What They Wanted by Stephen Dunn
Just came home from a lovely dinner. Today is my father’s birthday. I wish I had the strength to tell him how much I appreciate his presence in my life every day. But I grew up not learning how to say the words, in a house where tenderness is frowned upon. So here, let me use this space and say: Happy birthday, Papa. I love you.
What They Wanted
They wanted me to tell the truth,
so I said I’d lived among them,
a spy, for year,
but all that I wanted was love.
They said they couldn’t love a spy.
Couldn’t I tell them other truths?
I said I was emotionally bankrupt,
would turn any of them in for a kiss.
I told them how a kiss feels
when it’s especially undeserved;
I thought they’d understand.
They wanted me to say I was sorry,
so I told them I was sorry.
They didn’t like it that I laughed.
They asked what I’d seen them do,
and what I do with what I know.
I told them: find out who you are
before you die.
Tell us, they insisted, what you saw.
I saw the hawk kill a smaller bird.
I said life is one long leavetaking.
They wanted me to speak
like a journalist.
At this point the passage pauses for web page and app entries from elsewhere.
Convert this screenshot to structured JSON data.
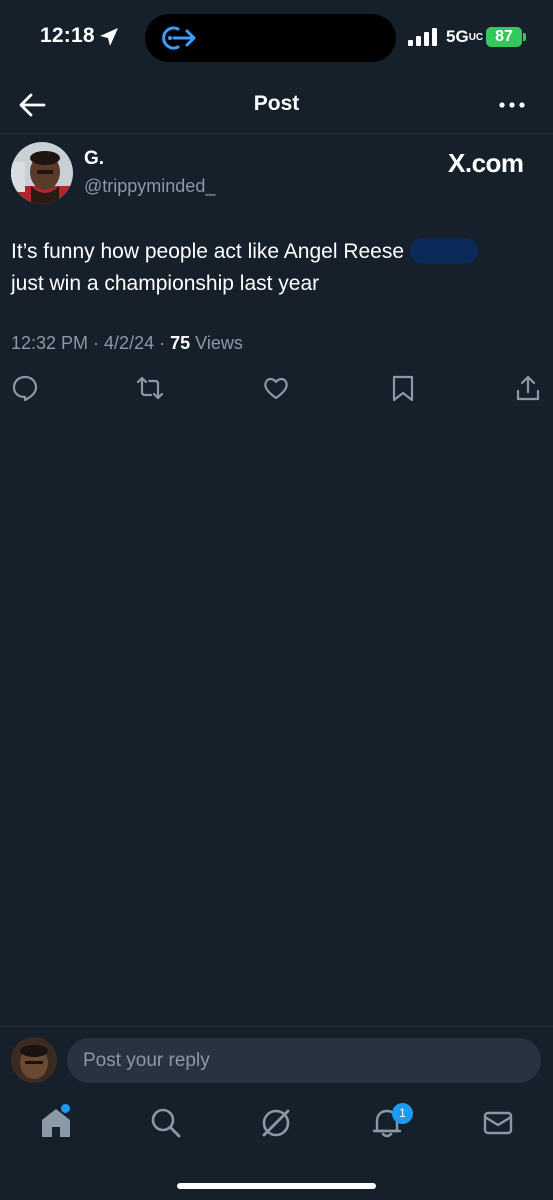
{
  "status_bar": {
    "time": "12:18",
    "network": "5G",
    "network_suffix": "UC",
    "battery": "87"
  },
  "header": {
    "title": "Post"
  },
  "tweet": {
    "display_name": "G.",
    "handle": "@trippyminded_",
    "watermark": "X.com",
    "text_line1": "It’s funny how people act like Angel Reese",
    "text_line2": "just win a championship last year",
    "time": "12:32 PM",
    "date": "4/2/24",
    "views_count": "75",
    "views_label": "Views"
  },
  "actions": [
    "reply-icon",
    "retweet-icon",
    "like-icon",
    "bookmark-icon",
    "share-icon"
  ],
  "reply": {
    "placeholder": "Post your reply"
  },
  "tab_bar": {
    "items": [
      "home-icon",
      "search-icon",
      "grok-icon",
      "notifications-icon",
      "messages-icon"
    ],
    "notification_count": "1"
  },
  "colors": {
    "background": "#15202b",
    "accent": "#1d9bf0",
    "muted_text": "#8b98a5",
    "battery": "#34c759"
  }
}
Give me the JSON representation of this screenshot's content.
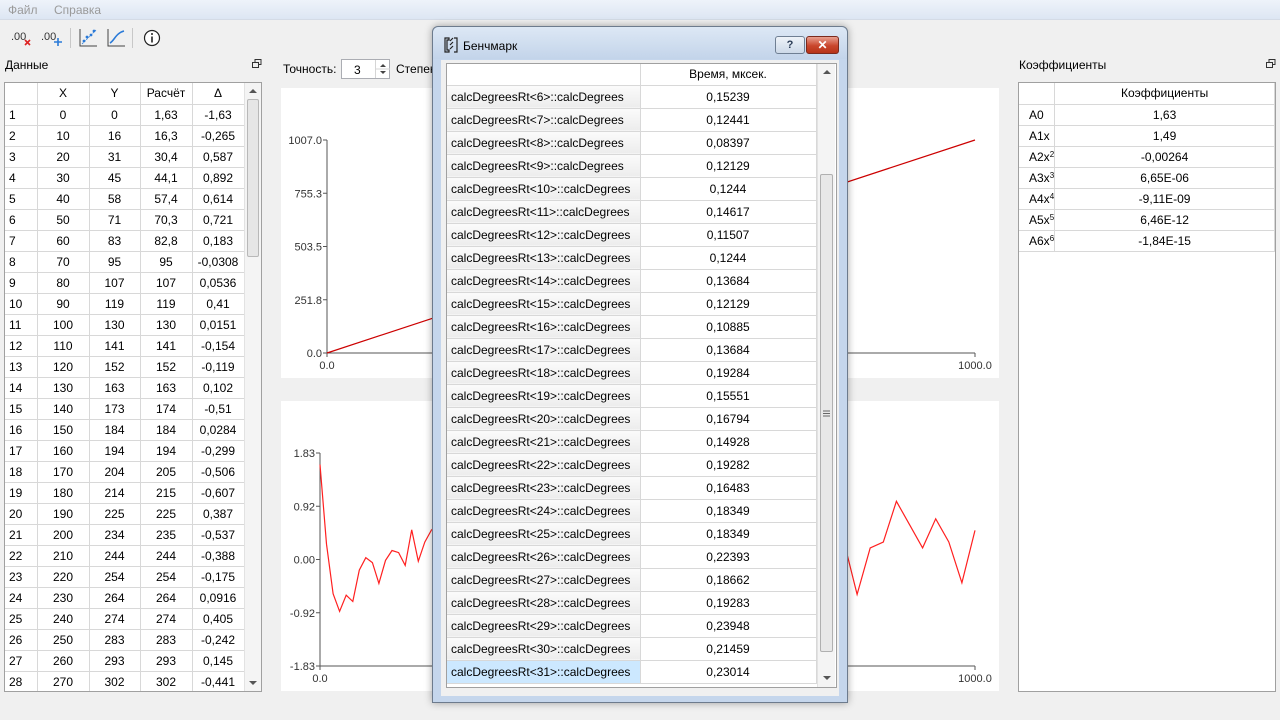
{
  "menu": {
    "file": "Файл",
    "help": "Справка"
  },
  "toolbar": {
    "icons": [
      "add-point-icon",
      "remove-point-icon",
      "scatter-plot-icon",
      "curve-fit-icon",
      "info-icon"
    ]
  },
  "data_panel": {
    "title": "Данные",
    "columns": [
      "X",
      "Y",
      "Расчёт",
      "Δ"
    ],
    "rows": [
      [
        "1",
        "0",
        "0",
        "1,63",
        "-1,63"
      ],
      [
        "2",
        "10",
        "16",
        "16,3",
        "-0,265"
      ],
      [
        "3",
        "20",
        "31",
        "30,4",
        "0,587"
      ],
      [
        "4",
        "30",
        "45",
        "44,1",
        "0,892"
      ],
      [
        "5",
        "40",
        "58",
        "57,4",
        "0,614"
      ],
      [
        "6",
        "50",
        "71",
        "70,3",
        "0,721"
      ],
      [
        "7",
        "60",
        "83",
        "82,8",
        "0,183"
      ],
      [
        "8",
        "70",
        "95",
        "95",
        "-0,0308"
      ],
      [
        "9",
        "80",
        "107",
        "107",
        "0,0536"
      ],
      [
        "10",
        "90",
        "119",
        "119",
        "0,41"
      ],
      [
        "11",
        "100",
        "130",
        "130",
        "0,0151"
      ],
      [
        "12",
        "110",
        "141",
        "141",
        "-0,154"
      ],
      [
        "13",
        "120",
        "152",
        "152",
        "-0,119"
      ],
      [
        "14",
        "130",
        "163",
        "163",
        "0,102"
      ],
      [
        "15",
        "140",
        "173",
        "174",
        "-0,51"
      ],
      [
        "16",
        "150",
        "184",
        "184",
        "0,0284"
      ],
      [
        "17",
        "160",
        "194",
        "194",
        "-0,299"
      ],
      [
        "18",
        "170",
        "204",
        "205",
        "-0,506"
      ],
      [
        "19",
        "180",
        "214",
        "215",
        "-0,607"
      ],
      [
        "20",
        "190",
        "225",
        "225",
        "0,387"
      ],
      [
        "21",
        "200",
        "234",
        "235",
        "-0,537"
      ],
      [
        "22",
        "210",
        "244",
        "244",
        "-0,388"
      ],
      [
        "23",
        "220",
        "254",
        "254",
        "-0,175"
      ],
      [
        "24",
        "230",
        "264",
        "264",
        "0,0916"
      ],
      [
        "25",
        "240",
        "274",
        "274",
        "0,405"
      ],
      [
        "26",
        "250",
        "283",
        "283",
        "-0,242"
      ],
      [
        "27",
        "260",
        "293",
        "293",
        "0,145"
      ],
      [
        "28",
        "270",
        "302",
        "302",
        "-0,441"
      ]
    ]
  },
  "precision": {
    "label": "Точность:",
    "value": "3",
    "degree_label": "Степен"
  },
  "charts": {
    "top": {
      "yticks": [
        "1007.0",
        "755.3",
        "503.5",
        "251.8",
        "0.0"
      ],
      "xticks": [
        "0.0",
        "1000.0"
      ],
      "line_color": "#cc0000"
    },
    "bottom": {
      "yticks": [
        "1.83",
        "0.92",
        "0.00",
        "-0.92",
        "-1.83"
      ],
      "xticks": [
        "0.0",
        "1000.0"
      ],
      "line_color": "#ff2020"
    }
  },
  "chart_data": [
    {
      "type": "line",
      "x": [
        0,
        1000
      ],
      "xlim": [
        0,
        1000
      ],
      "ylim": [
        0,
        1007
      ],
      "series": [
        {
          "values": [
            0,
            1007
          ]
        }
      ]
    },
    {
      "type": "line",
      "xlim": [
        0,
        1000
      ],
      "ylim": [
        -1.83,
        1.83
      ],
      "series": [
        {
          "x": [
            0,
            10,
            20,
            30,
            40,
            50,
            60,
            70,
            80,
            90,
            100,
            110,
            120,
            130,
            140,
            150,
            160,
            170,
            180,
            190,
            200,
            210,
            220,
            230,
            240,
            250,
            260,
            270,
            800,
            820,
            840,
            860,
            880,
            900,
            920,
            940,
            960,
            980,
            1000
          ],
          "values": [
            1.63,
            0.265,
            -0.587,
            -0.892,
            -0.614,
            -0.721,
            -0.183,
            0.0308,
            -0.0536,
            -0.41,
            -0.0151,
            0.154,
            0.119,
            -0.102,
            0.51,
            -0.0284,
            0.299,
            0.506,
            0.607,
            -0.387,
            0.537,
            0.388,
            0.175,
            -0.0916,
            -0.405,
            0.242,
            -0.145,
            0.441,
            0.3,
            -0.6,
            0.2,
            0.3,
            1.0,
            0.6,
            0.2,
            0.7,
            0.3,
            -0.4,
            0.5
          ]
        }
      ]
    }
  ],
  "coef_panel": {
    "title": "Коэффициенты",
    "column": "Коэффициенты",
    "rows": [
      {
        "name": "A0",
        "sup": "",
        "value": "1,63"
      },
      {
        "name": "A1x",
        "sup": "",
        "value": "1,49"
      },
      {
        "name": "A2x",
        "sup": "2",
        "value": "-0,00264"
      },
      {
        "name": "A3x",
        "sup": "3",
        "value": "6,65E-06"
      },
      {
        "name": "A4x",
        "sup": "4",
        "value": "-9,11E-09"
      },
      {
        "name": "A5x",
        "sup": "5",
        "value": "6,46E-12"
      },
      {
        "name": "A6x",
        "sup": "6",
        "value": "-1,84E-15"
      }
    ]
  },
  "dialog": {
    "title": "Бенчмарк",
    "help": "?",
    "close": "✕",
    "column": "Время, мксек.",
    "rows": [
      [
        "calcDegreesRt<6>::calcDegrees",
        "0,15239"
      ],
      [
        "calcDegreesRt<7>::calcDegrees",
        "0,12441"
      ],
      [
        "calcDegreesRt<8>::calcDegrees",
        "0,08397"
      ],
      [
        "calcDegreesRt<9>::calcDegrees",
        "0,12129"
      ],
      [
        "calcDegreesRt<10>::calcDegrees",
        "0,1244"
      ],
      [
        "calcDegreesRt<11>::calcDegrees",
        "0,14617"
      ],
      [
        "calcDegreesRt<12>::calcDegrees",
        "0,11507"
      ],
      [
        "calcDegreesRt<13>::calcDegrees",
        "0,1244"
      ],
      [
        "calcDegreesRt<14>::calcDegrees",
        "0,13684"
      ],
      [
        "calcDegreesRt<15>::calcDegrees",
        "0,12129"
      ],
      [
        "calcDegreesRt<16>::calcDegrees",
        "0,10885"
      ],
      [
        "calcDegreesRt<17>::calcDegrees",
        "0,13684"
      ],
      [
        "calcDegreesRt<18>::calcDegrees",
        "0,19284"
      ],
      [
        "calcDegreesRt<19>::calcDegrees",
        "0,15551"
      ],
      [
        "calcDegreesRt<20>::calcDegrees",
        "0,16794"
      ],
      [
        "calcDegreesRt<21>::calcDegrees",
        "0,14928"
      ],
      [
        "calcDegreesRt<22>::calcDegrees",
        "0,19282"
      ],
      [
        "calcDegreesRt<23>::calcDegrees",
        "0,16483"
      ],
      [
        "calcDegreesRt<24>::calcDegrees",
        "0,18349"
      ],
      [
        "calcDegreesRt<25>::calcDegrees",
        "0,18349"
      ],
      [
        "calcDegreesRt<26>::calcDegrees",
        "0,22393"
      ],
      [
        "calcDegreesRt<27>::calcDegrees",
        "0,18662"
      ],
      [
        "calcDegreesRt<28>::calcDegrees",
        "0,19283"
      ],
      [
        "calcDegreesRt<29>::calcDegrees",
        "0,23948"
      ],
      [
        "calcDegreesRt<30>::calcDegrees",
        "0,21459"
      ],
      [
        "calcDegreesRt<31>::calcDegrees",
        "0,23014"
      ]
    ],
    "selected_row": 25
  }
}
I’ll try, I said.
I told them I could depict the end
of the world, and my hand wouldn’t tremble.
I said nothing’s serious except destruction.
They wanted to help me then.
They wanted me to share with them,
that was the word they used, share.
I said it’s bad taste
to want to agree with many people.
I told them I’ve tried to give
as often as I’ve betrayed.
They wanted to know my superiors,
to whom did I report?
I told them I accounted to no one,
that each of us is his own punishment.
If I love you, one of them cried out,
what would you give up?
There were others before you,
I wanted to say, and you’d be the one
before someone else. Everything, I said.